Sometimes people need to be babysat. It happens. Inevitably someone will prioritize something (from attending a wedding to socializing on the showroom floor) over the basic duties asked of them at work, or assigned to them in their CRM.
Your CRM is there for a purpose. For the longest time we allowed our sales teams to carry a notepad in their back pocket to keep track of their customers. We would trust that they would pull it out once a day, flip through the past few pages, review what needs to take place, and have the necessary notes stored in able to then follow up with the store’s customers. If not this way, then you had them log all of their opportunities onto an Up Sheet that you would hope they visit once a day to complete some follow-up. Obviously, these methods fall slightly short of being an “exact science.”
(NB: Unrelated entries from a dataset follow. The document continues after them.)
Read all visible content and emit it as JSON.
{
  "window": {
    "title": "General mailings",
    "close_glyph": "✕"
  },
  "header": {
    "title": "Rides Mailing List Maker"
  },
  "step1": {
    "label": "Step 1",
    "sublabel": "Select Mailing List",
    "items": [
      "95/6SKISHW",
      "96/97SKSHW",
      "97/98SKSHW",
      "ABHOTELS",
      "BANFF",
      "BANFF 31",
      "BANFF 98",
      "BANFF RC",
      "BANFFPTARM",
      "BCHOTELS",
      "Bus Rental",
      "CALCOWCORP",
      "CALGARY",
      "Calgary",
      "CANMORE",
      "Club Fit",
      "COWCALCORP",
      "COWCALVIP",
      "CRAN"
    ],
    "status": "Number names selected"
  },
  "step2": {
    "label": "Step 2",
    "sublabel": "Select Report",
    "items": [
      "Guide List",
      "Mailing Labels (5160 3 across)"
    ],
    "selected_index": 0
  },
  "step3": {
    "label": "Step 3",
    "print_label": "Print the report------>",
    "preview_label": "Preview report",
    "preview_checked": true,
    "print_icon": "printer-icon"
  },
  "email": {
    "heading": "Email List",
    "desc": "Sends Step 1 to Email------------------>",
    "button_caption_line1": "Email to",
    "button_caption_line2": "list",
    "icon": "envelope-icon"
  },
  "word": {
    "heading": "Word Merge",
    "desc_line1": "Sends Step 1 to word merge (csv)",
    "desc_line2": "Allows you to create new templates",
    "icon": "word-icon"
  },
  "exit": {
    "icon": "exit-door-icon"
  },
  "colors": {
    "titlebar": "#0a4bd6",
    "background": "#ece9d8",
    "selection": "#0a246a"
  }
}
So CRMs (a good CRM anyway) has allowed us to determine the time intervals that are best to follow up with our clients. They let us choose what method of communication (phone, e-mail, text, etc.,) to trigger the sales team to utilize. A CRM gives us the ability to alert our team when a new lead arrives or action actions that must be taken. We can build out intricate follow-up processes that continue long-term, based on several variables, even when different events occur in the customer’s lifecycle, consistently, ongoing and every time. Well, that is all well and good, but it still takes someone to perform a little “dealership day care” to keep the sales and Internet teams using the system to its fullest.
There are two things that salespeople are known for:
1. Working their pay plans.
2. Not following up with customers the way they should (or at all).
It’s not their fault. Our industry seems to magnetically pull in those with self-diagnosed ADHD and lets them run wild in between our walls. Your sales team loses focus, stops dedicating their energy to the task at hand within the CRM and goes off on a tear about something else. It requires your sales managers to wrangle them up and get them back on point. This is where your CRM’s dashboard comes in handy.
I often ask dealers, “How do your sales managers manage your sales team?” Let me tell you, nowadays there are no right answers to this question without the words “ensure” “utilizing” and “CRM” in them. Your managers should be keeping a watchful eye on the CRM dashboard throughout the day to ensure your team is utilizing the CRM to its fullest and actually completing the tasks scheduled for them. Then your dealership must make it financially rewarding (or punishable) to do so. If it is 2 p.m. and you see Jimmy drinking his Red Bull and laughing on the showroom floor, take a look at how many of the day’s tasks he completed. You will see only one of two scenarios.
a) He’s made only two of the 33 scheduled follow-up calls for the day (yet he has time to ham it up with the folks on the floor) or
b) He made all 33 of his day’s calls, somehow miraculously between the times of 9:05am to 9:09am. Oh yeah, and he left messages on every call.
Your managers must begin “managing” their teams and holding them accountable. Whether utilization is tracked, measured, and spiffed upon, or simply browbeat into the team, they must start making the calls and e-mails required of them. If you want to sell more cars, get your teams to honestly make the calls prescribed for them. Simple as that.
While your Internet team can fall off the wagon too, it is likely because they can get overwhelmed if they lose any time for the day. A few leads are missed, an alert isn’t received, a customer comes in that takes more of their time than expected, and there is no catching up. Unlike the sales floor where the salesperson can just not take a customer for the day and get through all of their overdue tasks, the Internet team has opportunities that pour in and never stop pouring in.
The reason virtual dealer training programs were created in the first place is because dealers don’t have the staff or the time to track what their Internet teams are missing. You need someone to perform dealership daycare for your Internet teams. Your Internet director/e-commerce director/BDC manager often doesn’t have the time to monitor all e-mail correspondence, but, believe me, it is necessary. Do you know what your staff is e-mailing to your customers? Are they answering their questions? Are they not calling and not following up with them? The CRM allows you to catch these things, but only if you are looking. While our teams are much more mature than children, they need constant guidance (and positive reinforcement through training) to keep ahead of the class.
It is time dealers do a little dealership daycare on behalf of their sales and Internet teams. You need to maximize the opportunities you are receiving and the only way to do that is to monitor, police, measure, and motivate your teams, through the utilization of your CRM and through consistent training and management.